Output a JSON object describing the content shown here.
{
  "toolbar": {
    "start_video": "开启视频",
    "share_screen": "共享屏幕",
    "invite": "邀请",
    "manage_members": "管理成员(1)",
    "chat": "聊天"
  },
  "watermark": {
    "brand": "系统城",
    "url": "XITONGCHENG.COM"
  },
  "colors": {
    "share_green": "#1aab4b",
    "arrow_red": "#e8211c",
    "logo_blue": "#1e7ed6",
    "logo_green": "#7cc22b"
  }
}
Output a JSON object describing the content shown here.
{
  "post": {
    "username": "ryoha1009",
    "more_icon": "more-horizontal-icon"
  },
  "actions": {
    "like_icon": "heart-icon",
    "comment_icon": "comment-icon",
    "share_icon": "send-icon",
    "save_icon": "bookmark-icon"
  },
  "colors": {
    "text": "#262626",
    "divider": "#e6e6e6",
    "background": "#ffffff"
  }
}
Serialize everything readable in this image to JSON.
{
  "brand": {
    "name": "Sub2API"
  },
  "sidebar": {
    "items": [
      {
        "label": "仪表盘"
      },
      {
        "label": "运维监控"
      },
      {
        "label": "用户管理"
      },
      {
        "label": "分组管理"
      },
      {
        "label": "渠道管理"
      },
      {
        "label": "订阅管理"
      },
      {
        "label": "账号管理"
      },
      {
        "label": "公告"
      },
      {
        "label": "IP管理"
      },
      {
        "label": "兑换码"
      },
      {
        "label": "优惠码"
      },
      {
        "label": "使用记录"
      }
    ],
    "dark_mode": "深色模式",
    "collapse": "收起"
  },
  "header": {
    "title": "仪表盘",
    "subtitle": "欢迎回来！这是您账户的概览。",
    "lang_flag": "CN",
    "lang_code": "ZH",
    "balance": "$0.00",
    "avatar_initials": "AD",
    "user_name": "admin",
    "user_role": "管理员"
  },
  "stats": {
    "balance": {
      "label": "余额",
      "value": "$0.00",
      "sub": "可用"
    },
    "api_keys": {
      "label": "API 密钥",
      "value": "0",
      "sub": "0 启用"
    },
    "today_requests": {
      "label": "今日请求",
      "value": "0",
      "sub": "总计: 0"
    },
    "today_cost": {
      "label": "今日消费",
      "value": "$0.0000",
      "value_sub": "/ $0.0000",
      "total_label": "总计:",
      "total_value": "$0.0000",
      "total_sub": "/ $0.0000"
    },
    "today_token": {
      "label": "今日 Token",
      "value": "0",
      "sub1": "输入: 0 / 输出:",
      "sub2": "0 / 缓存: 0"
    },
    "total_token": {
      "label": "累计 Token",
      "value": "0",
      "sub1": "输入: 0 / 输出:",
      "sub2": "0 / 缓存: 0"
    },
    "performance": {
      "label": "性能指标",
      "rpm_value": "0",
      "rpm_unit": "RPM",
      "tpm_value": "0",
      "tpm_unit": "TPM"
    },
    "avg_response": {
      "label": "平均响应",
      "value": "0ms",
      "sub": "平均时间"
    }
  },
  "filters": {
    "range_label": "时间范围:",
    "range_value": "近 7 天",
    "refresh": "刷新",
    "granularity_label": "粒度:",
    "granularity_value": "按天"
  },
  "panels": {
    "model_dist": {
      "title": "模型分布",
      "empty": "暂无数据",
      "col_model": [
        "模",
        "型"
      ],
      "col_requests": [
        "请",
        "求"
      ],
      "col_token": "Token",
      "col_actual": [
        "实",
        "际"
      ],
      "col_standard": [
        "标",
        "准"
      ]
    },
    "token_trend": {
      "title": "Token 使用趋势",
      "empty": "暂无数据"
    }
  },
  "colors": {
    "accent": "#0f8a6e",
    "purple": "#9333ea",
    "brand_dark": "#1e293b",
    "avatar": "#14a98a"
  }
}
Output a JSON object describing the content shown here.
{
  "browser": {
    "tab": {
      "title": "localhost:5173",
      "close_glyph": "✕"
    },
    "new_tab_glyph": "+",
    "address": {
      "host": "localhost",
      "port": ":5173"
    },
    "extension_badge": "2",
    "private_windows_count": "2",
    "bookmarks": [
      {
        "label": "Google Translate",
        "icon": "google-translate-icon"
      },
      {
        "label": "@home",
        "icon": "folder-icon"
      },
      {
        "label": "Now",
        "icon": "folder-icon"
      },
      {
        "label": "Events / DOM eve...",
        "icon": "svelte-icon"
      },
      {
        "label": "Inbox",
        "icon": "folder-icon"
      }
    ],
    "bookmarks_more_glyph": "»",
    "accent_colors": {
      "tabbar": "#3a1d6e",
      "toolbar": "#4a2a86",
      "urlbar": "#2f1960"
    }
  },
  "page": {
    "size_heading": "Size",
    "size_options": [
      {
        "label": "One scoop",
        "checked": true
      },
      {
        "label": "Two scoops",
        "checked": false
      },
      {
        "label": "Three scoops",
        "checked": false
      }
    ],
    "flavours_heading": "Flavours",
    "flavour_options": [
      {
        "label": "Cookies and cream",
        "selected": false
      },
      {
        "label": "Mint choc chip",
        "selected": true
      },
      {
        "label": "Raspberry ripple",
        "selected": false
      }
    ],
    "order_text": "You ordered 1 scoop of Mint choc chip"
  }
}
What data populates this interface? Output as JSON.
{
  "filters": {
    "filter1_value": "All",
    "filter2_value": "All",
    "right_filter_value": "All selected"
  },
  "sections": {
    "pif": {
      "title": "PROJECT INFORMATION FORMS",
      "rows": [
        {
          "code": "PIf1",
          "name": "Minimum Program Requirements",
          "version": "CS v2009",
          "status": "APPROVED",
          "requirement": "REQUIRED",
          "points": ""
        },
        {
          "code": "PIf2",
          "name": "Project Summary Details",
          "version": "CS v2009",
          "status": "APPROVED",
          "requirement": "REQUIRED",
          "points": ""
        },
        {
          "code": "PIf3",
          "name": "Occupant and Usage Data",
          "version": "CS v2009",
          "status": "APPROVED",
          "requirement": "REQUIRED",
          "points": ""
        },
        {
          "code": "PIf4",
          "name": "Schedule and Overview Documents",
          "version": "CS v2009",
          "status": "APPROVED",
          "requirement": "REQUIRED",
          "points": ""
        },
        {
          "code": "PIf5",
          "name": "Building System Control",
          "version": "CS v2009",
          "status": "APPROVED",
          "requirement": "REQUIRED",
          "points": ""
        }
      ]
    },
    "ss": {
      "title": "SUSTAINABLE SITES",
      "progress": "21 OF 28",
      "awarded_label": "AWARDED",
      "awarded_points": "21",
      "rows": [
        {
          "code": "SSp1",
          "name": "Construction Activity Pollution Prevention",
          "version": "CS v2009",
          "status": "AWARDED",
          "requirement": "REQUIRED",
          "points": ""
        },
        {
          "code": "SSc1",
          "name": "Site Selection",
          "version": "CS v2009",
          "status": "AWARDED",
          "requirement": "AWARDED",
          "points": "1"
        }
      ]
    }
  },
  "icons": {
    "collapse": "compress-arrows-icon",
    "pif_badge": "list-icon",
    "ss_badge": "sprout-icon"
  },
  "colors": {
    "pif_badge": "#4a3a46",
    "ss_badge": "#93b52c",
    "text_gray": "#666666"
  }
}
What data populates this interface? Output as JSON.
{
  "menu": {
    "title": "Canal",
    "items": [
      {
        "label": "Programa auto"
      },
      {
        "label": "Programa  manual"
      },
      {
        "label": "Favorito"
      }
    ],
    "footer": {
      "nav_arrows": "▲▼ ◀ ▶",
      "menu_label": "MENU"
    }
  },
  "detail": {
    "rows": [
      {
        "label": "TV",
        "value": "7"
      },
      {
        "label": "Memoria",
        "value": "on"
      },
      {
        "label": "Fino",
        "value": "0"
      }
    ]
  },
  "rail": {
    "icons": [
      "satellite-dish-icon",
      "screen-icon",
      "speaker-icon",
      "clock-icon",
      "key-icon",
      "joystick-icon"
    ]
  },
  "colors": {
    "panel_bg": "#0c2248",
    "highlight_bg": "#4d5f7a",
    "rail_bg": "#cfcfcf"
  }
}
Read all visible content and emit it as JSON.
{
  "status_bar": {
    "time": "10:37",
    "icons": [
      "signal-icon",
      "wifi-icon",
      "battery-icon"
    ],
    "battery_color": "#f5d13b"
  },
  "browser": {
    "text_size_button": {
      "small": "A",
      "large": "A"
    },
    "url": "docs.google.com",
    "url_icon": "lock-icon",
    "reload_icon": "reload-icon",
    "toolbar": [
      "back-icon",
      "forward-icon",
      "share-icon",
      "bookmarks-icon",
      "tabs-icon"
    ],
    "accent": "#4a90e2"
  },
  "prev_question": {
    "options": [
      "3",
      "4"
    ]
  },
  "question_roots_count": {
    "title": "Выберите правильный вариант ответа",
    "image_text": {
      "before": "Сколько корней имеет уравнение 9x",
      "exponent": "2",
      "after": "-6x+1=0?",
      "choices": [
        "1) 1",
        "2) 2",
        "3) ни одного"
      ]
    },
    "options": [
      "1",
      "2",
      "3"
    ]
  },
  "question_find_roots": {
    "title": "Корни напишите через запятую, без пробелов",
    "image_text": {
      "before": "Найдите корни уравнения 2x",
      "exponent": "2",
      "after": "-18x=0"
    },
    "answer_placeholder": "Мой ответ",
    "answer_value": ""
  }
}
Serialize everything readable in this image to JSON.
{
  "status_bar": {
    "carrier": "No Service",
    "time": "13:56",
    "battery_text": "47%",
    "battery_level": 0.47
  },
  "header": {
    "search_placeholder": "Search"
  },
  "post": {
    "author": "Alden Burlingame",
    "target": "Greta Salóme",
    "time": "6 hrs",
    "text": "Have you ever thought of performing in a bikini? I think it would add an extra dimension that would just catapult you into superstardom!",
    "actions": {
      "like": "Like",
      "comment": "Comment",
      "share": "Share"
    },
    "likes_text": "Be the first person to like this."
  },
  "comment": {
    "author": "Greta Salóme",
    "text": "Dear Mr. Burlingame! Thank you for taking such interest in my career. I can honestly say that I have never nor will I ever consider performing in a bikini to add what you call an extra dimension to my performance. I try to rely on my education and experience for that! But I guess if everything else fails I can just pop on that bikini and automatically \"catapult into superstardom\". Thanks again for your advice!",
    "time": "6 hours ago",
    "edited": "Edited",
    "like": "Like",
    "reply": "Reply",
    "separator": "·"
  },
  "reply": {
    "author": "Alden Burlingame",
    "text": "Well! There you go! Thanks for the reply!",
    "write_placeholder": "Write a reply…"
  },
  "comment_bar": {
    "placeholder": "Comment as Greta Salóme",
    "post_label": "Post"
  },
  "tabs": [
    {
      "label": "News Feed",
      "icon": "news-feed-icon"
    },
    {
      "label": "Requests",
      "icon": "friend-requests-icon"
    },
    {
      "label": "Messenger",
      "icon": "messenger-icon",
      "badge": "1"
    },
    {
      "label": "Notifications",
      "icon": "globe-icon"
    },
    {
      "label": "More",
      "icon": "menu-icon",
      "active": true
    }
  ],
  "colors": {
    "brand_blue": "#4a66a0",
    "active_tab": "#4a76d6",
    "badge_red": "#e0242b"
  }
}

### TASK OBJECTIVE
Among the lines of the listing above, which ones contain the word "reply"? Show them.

### TASK ANSWER
    "reply": "Reply",
  "reply": {
    "text": "Well! There you go! Thanks for the reply!",
    "write_placeholder": "Write a reply…"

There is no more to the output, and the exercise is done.